WORK REQUEST: Every line of the listing below needs to be reproduced exactly.

====== RECORD EXTRACTS ======

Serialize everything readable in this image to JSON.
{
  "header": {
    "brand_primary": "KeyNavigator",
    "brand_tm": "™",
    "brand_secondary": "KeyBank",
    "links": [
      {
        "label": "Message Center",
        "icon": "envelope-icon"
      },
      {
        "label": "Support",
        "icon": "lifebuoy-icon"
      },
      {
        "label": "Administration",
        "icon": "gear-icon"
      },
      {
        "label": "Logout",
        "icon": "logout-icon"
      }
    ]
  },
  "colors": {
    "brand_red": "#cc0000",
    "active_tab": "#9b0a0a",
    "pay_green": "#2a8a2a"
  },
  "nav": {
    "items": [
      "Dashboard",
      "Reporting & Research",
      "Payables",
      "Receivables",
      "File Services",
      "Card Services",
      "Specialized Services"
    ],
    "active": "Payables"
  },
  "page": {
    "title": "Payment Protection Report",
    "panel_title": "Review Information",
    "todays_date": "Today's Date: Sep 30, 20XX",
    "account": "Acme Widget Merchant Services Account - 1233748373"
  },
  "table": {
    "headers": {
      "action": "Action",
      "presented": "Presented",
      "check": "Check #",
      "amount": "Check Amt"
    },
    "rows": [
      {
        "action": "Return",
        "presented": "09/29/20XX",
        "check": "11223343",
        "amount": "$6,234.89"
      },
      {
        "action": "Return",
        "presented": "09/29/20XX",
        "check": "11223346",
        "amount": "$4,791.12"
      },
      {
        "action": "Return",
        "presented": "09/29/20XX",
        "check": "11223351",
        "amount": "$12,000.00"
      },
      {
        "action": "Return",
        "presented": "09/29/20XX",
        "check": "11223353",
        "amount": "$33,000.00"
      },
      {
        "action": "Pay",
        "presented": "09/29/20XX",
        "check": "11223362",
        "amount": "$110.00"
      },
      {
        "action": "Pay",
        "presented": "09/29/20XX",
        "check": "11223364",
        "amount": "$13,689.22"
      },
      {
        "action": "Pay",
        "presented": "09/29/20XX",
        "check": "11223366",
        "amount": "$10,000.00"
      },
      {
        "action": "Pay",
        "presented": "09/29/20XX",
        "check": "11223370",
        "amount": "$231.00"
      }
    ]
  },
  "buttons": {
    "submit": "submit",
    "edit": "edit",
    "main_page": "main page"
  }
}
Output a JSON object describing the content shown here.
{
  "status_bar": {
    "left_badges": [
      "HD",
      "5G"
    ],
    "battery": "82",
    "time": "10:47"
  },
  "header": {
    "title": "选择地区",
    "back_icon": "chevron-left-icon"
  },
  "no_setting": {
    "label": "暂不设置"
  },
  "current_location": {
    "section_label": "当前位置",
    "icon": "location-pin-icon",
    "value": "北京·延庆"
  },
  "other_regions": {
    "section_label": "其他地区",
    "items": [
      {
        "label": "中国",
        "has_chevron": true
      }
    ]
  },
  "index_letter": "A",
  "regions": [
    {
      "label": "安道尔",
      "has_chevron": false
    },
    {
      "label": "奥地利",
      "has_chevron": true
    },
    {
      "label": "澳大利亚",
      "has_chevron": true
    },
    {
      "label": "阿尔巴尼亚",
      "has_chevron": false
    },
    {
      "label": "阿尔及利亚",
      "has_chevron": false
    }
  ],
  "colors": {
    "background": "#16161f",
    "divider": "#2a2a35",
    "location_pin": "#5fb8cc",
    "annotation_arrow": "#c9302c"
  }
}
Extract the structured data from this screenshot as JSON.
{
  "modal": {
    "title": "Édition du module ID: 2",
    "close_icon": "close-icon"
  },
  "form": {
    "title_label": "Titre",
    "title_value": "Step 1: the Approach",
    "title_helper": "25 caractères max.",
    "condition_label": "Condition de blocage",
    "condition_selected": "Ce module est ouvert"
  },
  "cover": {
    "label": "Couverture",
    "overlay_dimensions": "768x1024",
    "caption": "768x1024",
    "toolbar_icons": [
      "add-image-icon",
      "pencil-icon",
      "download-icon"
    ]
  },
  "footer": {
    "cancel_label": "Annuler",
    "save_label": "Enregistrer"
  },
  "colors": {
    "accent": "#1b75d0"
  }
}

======

TASK RESULT:
Serialize everything readable in this image to JSON.
{
  "header": {
    "brand_primary": "KeyNavigator",
    "brand_tm": "™",
    "brand_secondary": "KeyBank",
    "links": [
      {
        "label": "Message Center",
        "icon": "envelope-icon"
      },
      {
        "label": "Support",
        "icon": "lifebuoy-icon"
      },
      {
        "label": "Administration",
        "icon": "gear-icon"
      },
      {
        "label": "Logout",
        "icon": "logout-icon"
      }
    ]
  },
  "colors": {
    "brand_red": "#cc0000",
    "active_tab": "#9b0a0a",
    "pay_green": "#2a8a2a"
  },
  "nav": {
    "items": [
      "Dashboard",
      "Reporting & Research",
      "Payables",
      "Receivables",
      "File Services",
      "Card Services",
      "Specialized Services"
    ],
    "active": "Payables"
  },
  "page": {
    "title": "Payment Protection Report",
    "panel_title": "Review Information",
    "todays_date": "Today's Date: Sep 30, 20XX",
    "account": "Acme Widget Merchant Services Account - 1233748373"
  },
  "table": {
    "headers": {
      "action": "Action",
      "presented": "Presented",
      "check": "Check #",
      "amount": "Check Amt"
    },
    "rows": [
      {
        "action": "Return",
        "presented": "09/29/20XX",
        "check": "11223343",
        "amount": "$6,234.89"
      },
      {
        "action": "Return",
        "presented": "09/29/20XX",
        "check": "11223346",
        "amount": "$4,791.12"
      },
      {
        "action": "Return",
        "presented": "09/29/20XX",
        "check": "11223351",
        "amount": "$12,000.00"
      },
      {
        "action": "Return",
        "presented": "09/29/20XX",
        "check": "11223353",
        "amount": "$33,000.00"
      },
      {
        "action": "Pay",
        "presented": "09/29/20XX",
        "check": "11223362",
        "amount": "$110.00"
      },
      {
        "action": "Pay",
        "presented": "09/29/20XX",
        "check": "11223364",
        "amount": "$13,689.22"
      },
      {
        "action": "Pay",
        "presented": "09/29/20XX",
        "check": "11223366",
        "amount": "$10,000.00"
      },
      {
        "action": "Pay",
        "presented": "09/29/20XX",
        "check": "11223370",
        "amount": "$231.00"
      }
    ]
  },
  "buttons": {
    "submit": "submit",
    "edit": "edit",
    "main_page": "main page"
  }
}
Output a JSON object describing the content shown here.
{
  "status_bar": {
    "left_badges": [
      "HD",
      "5G"
    ],
    "battery": "82",
    "time": "10:47"
  },
  "header": {
    "title": "选择地区",
    "back_icon": "chevron-left-icon"
  },
  "no_setting": {
    "label": "暂不设置"
  },
  "current_location": {
    "section_label": "当前位置",
    "icon": "location-pin-icon",
    "value": "北京·延庆"
  },
  "other_regions": {
    "section_label": "其他地区",
    "items": [
      {
        "label": "中国",
        "has_chevron": true
      }
    ]
  },
  "index_letter": "A",
  "regions": [
    {
      "label": "安道尔",
      "has_chevron": false
    },
    {
      "label": "奥地利",
      "has_chevron": true
    },
    {
      "label": "澳大利亚",
      "has_chevron": true
    },
    {
      "label": "阿尔巴尼亚",
      "has_chevron": false
    },
    {
      "label": "阿尔及利亚",
      "has_chevron": false
    }
  ],
  "colors": {
    "background": "#16161f",
    "divider": "#2a2a35",
    "location_pin": "#5fb8cc",
    "annotation_arrow": "#c9302c"
  }
}
Extract the structured data from this screenshot as JSON.
{
  "modal": {
    "title": "Édition du module ID: 2",
    "close_icon": "close-icon"
  },
  "form": {
    "title_label": "Titre",
    "title_value": "Step 1: the Approach",
    "title_helper": "25 caractères max.",
    "condition_label": "Condition de blocage",
    "condition_selected": "Ce module est ouvert"
  },
  "cover": {
    "label": "Couverture",
    "overlay_dimensions": "768x1024",
    "caption": "768x1024",
    "toolbar_icons": [
      "add-image-icon",
      "pencil-icon",
      "download-icon"
    ]
  },
  "footer": {
    "cancel_label": "Annuler",
    "save_label": "Enregistrer"
  },
  "colors": {
    "accent": "#1b75d0"
  }
}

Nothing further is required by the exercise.